Exercise objective: Output the entries exactly as they appear. Pictures should not be included.

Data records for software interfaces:
--------------------
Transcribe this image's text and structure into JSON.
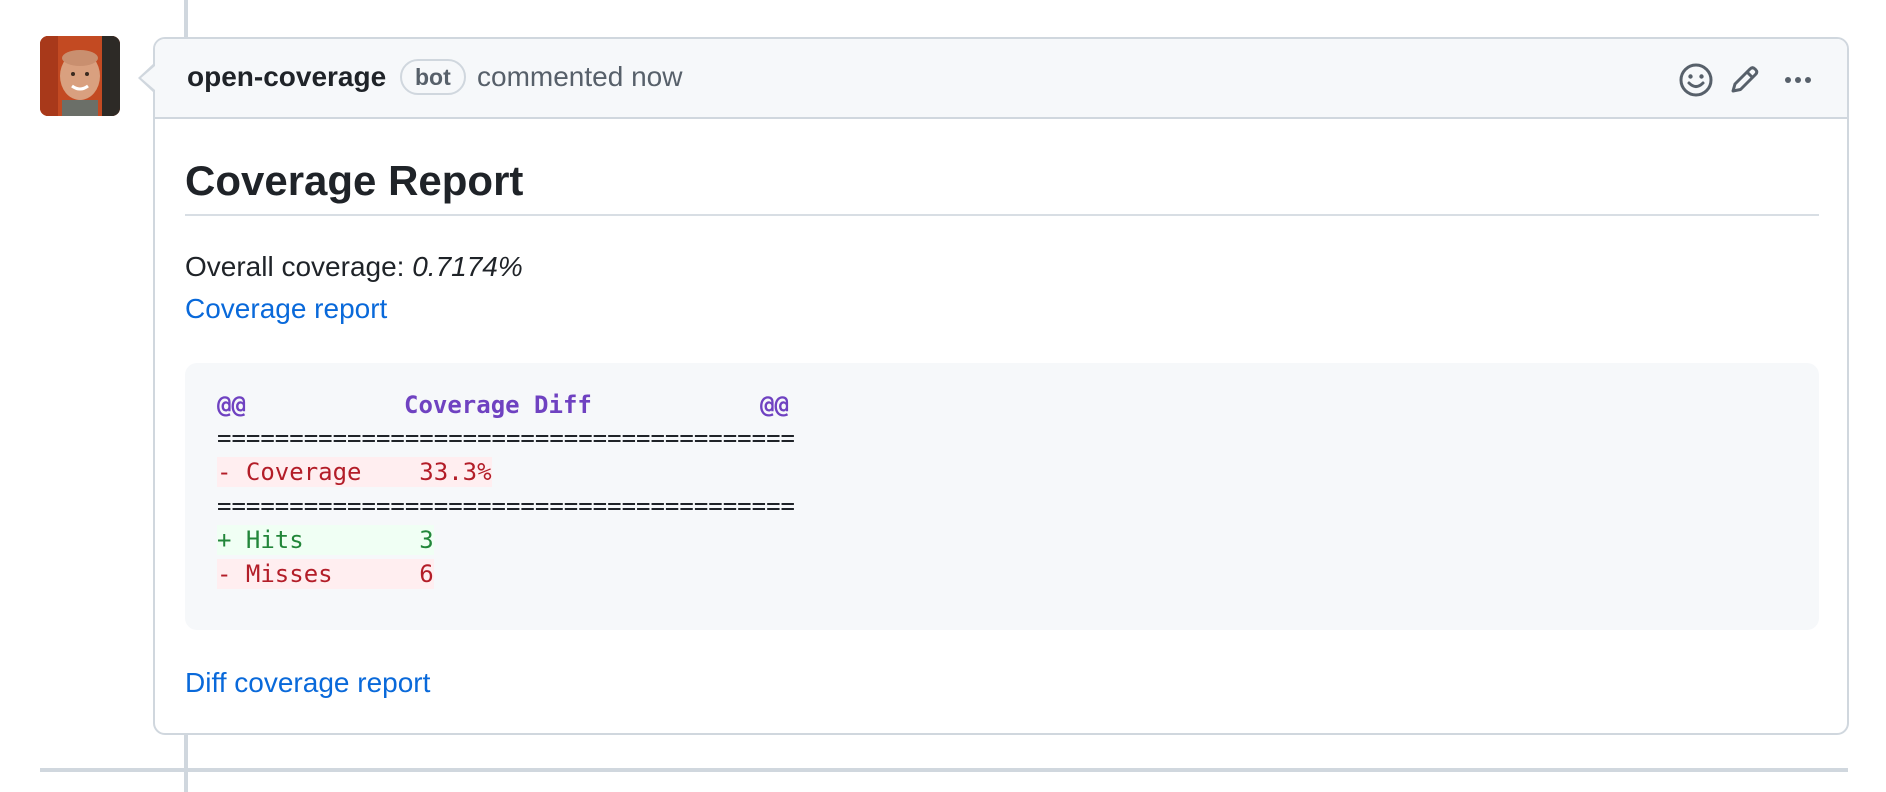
{
  "comment": {
    "author": "open-coverage",
    "badge": "bot",
    "meta": "commented now",
    "icons": [
      "smiley-icon",
      "pencil-icon",
      "kebab-horizontal-icon"
    ]
  },
  "body": {
    "title": "Coverage Report",
    "overall_label": "Overall coverage: ",
    "overall_value": "0.7174%",
    "coverage_link": "Coverage report",
    "diff_link": "Diff coverage report"
  },
  "code": {
    "header_left": "@@",
    "header_title": "Coverage Diff",
    "header_right": "@@",
    "separator": "========================================",
    "coverage_line": "- Coverage    33.3%",
    "hits_line": "+ Hits        3",
    "misses_line": "- Misses      6"
  },
  "colors": {
    "link": "#0969da",
    "added": "#22863a",
    "removed": "#b31d28",
    "diff_header": "#6f42c1"
  }
}
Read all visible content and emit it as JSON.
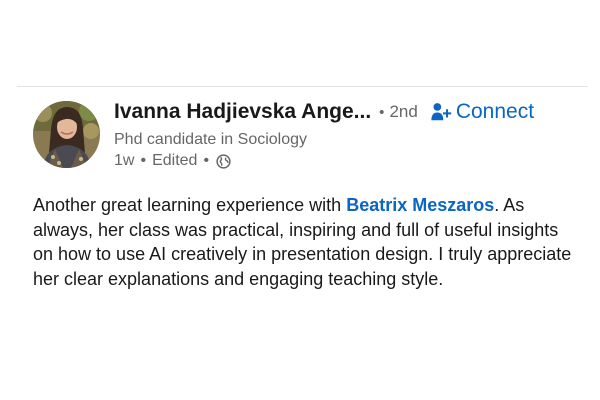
{
  "post": {
    "author": {
      "name": "Ivanna Hadjievska Ange...",
      "degree": "2nd",
      "headline": "Phd candidate in Sociology",
      "avatar_icon": "profile-photo"
    },
    "connect_label": "Connect",
    "connect_icon": "person-add-icon",
    "separator": "•",
    "time": "1w",
    "edited": "Edited",
    "visibility_icon": "globe-icon",
    "body": {
      "before_mention": "Another great learning experience with ",
      "mention": "Beatrix Meszaros",
      "after_mention": ". As always, her class was practical, inspiring and full of useful insights on how to use AI creatively in presentation design. I truly appreciate her clear explanations and engaging teaching style."
    }
  },
  "colors": {
    "link_blue": "#0a66c2",
    "secondary_text": "#666666",
    "primary_text": "#191919",
    "divider": "#e3e3e3"
  }
}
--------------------
Your solution:
Transcribe this image's text and structure into JSON.
{
  "comment": {
    "author": "open-coverage",
    "badge": "bot",
    "meta": "commented now",
    "icons": [
      "smiley-icon",
      "pencil-icon",
      "kebab-horizontal-icon"
    ]
  },
  "body": {
    "title": "Coverage Report",
    "overall_label": "Overall coverage: ",
    "overall_value": "0.7174%",
    "coverage_link": "Coverage report",
    "diff_link": "Diff coverage report"
  },
  "code": {
    "header_left": "@@",
    "header_title": "Coverage Diff",
    "header_right": "@@",
    "separator": "========================================",
    "coverage_line": "- Coverage    33.3%",
    "hits_line": "+ Hits        3",
    "misses_line": "- Misses      6"
  },
  "colors": {
    "link": "#0969da",
    "added": "#22863a",
    "removed": "#b31d28",
    "diff_header": "#6f42c1"
  }
}
Read all visible content and emit it as JSON.
{
  "post": {
    "author": {
      "name": "Ivanna Hadjievska Ange...",
      "degree": "2nd",
      "headline": "Phd candidate in Sociology",
      "avatar_icon": "profile-photo"
    },
    "connect_label": "Connect",
    "connect_icon": "person-add-icon",
    "separator": "•",
    "time": "1w",
    "edited": "Edited",
    "visibility_icon": "globe-icon",
    "body": {
      "before_mention": "Another great learning experience with ",
      "mention": "Beatrix Meszaros",
      "after_mention": ". As always, her class was practical, inspiring and full of useful insights on how to use AI creatively in presentation design. I truly appreciate her clear explanations and engaging teaching style."
    }
  },
  "colors": {
    "link_blue": "#0a66c2",
    "secondary_text": "#666666",
    "primary_text": "#191919",
    "divider": "#e3e3e3"
  }
}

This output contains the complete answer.